[Data extracted from a collection]
——

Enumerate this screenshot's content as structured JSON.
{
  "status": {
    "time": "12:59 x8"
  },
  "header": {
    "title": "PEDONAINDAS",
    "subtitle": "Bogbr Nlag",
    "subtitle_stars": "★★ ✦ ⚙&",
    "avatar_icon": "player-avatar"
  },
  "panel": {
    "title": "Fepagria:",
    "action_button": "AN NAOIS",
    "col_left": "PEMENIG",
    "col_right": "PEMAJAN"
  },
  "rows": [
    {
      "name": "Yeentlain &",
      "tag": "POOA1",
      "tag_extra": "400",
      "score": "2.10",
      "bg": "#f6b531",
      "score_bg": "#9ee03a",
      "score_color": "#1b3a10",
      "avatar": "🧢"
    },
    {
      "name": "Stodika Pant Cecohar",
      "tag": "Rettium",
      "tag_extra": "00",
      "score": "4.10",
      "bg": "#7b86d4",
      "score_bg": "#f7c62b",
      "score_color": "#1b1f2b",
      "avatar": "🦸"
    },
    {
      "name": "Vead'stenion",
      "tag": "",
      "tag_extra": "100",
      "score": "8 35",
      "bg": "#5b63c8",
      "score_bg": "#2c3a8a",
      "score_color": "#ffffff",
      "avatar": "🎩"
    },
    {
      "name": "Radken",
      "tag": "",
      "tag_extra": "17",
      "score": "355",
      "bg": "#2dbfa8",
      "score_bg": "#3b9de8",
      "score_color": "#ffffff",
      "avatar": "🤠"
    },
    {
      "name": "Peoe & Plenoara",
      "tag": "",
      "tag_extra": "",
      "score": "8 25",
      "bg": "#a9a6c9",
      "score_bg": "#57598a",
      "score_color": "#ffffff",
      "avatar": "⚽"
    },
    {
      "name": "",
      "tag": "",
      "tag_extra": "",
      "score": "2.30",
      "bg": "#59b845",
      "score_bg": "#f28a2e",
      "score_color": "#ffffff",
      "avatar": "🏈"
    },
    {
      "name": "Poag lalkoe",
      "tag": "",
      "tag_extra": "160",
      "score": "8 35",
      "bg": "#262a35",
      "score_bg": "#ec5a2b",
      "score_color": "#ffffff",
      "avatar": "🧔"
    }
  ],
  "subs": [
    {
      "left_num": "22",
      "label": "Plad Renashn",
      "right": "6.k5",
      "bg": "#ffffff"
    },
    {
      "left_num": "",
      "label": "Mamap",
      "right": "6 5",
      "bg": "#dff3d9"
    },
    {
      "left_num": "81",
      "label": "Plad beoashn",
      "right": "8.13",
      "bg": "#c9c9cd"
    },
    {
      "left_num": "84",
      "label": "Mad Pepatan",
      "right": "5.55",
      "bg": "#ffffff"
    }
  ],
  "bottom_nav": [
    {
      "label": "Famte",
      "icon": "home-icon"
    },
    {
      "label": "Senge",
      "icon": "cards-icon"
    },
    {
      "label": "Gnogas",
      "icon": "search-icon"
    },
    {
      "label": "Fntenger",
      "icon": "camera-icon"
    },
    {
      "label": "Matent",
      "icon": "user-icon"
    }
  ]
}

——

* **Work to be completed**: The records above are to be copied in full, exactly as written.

* **Expected answer**:
Enumerate this screenshot's content as structured JSON.
{
  "status": {
    "time": "12:59 x8"
  },
  "header": {
    "title": "PEDONAINDAS",
    "subtitle": "Bogbr Nlag",
    "subtitle_stars": "★★ ✦ ⚙&",
    "avatar_icon": "player-avatar"
  },
  "panel": {
    "title": "Fepagria:",
    "action_button": "AN NAOIS",
    "col_left": "PEMENIG",
    "col_right": "PEMAJAN"
  },
  "rows": [
    {
      "name": "Yeentlain &",
      "tag": "POOA1",
      "tag_extra": "400",
      "score": "2.10",
      "bg": "#f6b531",
      "score_bg": "#9ee03a",
      "score_color": "#1b3a10",
      "avatar": "🧢"
    },
    {
      "name": "Stodika Pant Cecohar",
      "tag": "Rettium",
      "tag_extra": "00",
      "score": "4.10",
      "bg": "#7b86d4",
      "score_bg": "#f7c62b",
      "score_color": "#1b1f2b",
      "avatar": "🦸"
    },
    {
      "name": "Vead'stenion",
      "tag": "",
      "tag_extra": "100",
      "score": "8 35",
      "bg": "#5b63c8",
      "score_bg": "#2c3a8a",
      "score_color": "#ffffff",
      "avatar": "🎩"
    },
    {
      "name": "Radken",
      "tag": "",
      "tag_extra": "17",
      "score": "355",
      "bg": "#2dbfa8",
      "score_bg": "#3b9de8",
      "score_color": "#ffffff",
      "avatar": "🤠"
    },
    {
      "name": "Peoe & Plenoara",
      "tag": "",
      "tag_extra": "",
      "score": "8 25",
      "bg": "#a9a6c9",
      "score_bg": "#57598a",
      "score_color": "#ffffff",
      "avatar": "⚽"
    },
    {
      "name": "",
      "tag": "",
      "tag_extra": "",
      "score": "2.30",
      "bg": "#59b845",
      "score_bg": "#f28a2e",
      "score_color": "#ffffff",
      "avatar": "🏈"
    },
    {
      "name": "Poag lalkoe",
      "tag": "",
      "tag_extra": "160",
      "score": "8 35",
      "bg": "#262a35",
      "score_bg": "#ec5a2b",
      "score_color": "#ffffff",
      "avatar": "🧔"
    }
  ],
  "subs": [
    {
      "left_num": "22",
      "label": "Plad Renashn",
      "right": "6.k5",
      "bg": "#ffffff"
    },
    {
      "left_num": "",
      "label": "Mamap",
      "right": "6 5",
      "bg": "#dff3d9"
    },
    {
      "left_num": "81",
      "label": "Plad beoashn",
      "right": "8.13",
      "bg": "#c9c9cd"
    },
    {
      "left_num": "84",
      "label": "Mad Pepatan",
      "right": "5.55",
      "bg": "#ffffff"
    }
  ],
  "bottom_nav": [
    {
      "label": "Famte",
      "icon": "home-icon"
    },
    {
      "label": "Senge",
      "icon": "cards-icon"
    },
    {
      "label": "Gnogas",
      "icon": "search-icon"
    },
    {
      "label": "Fntenger",
      "icon": "camera-icon"
    },
    {
      "label": "Matent",
      "icon": "user-icon"
    }
  ]
}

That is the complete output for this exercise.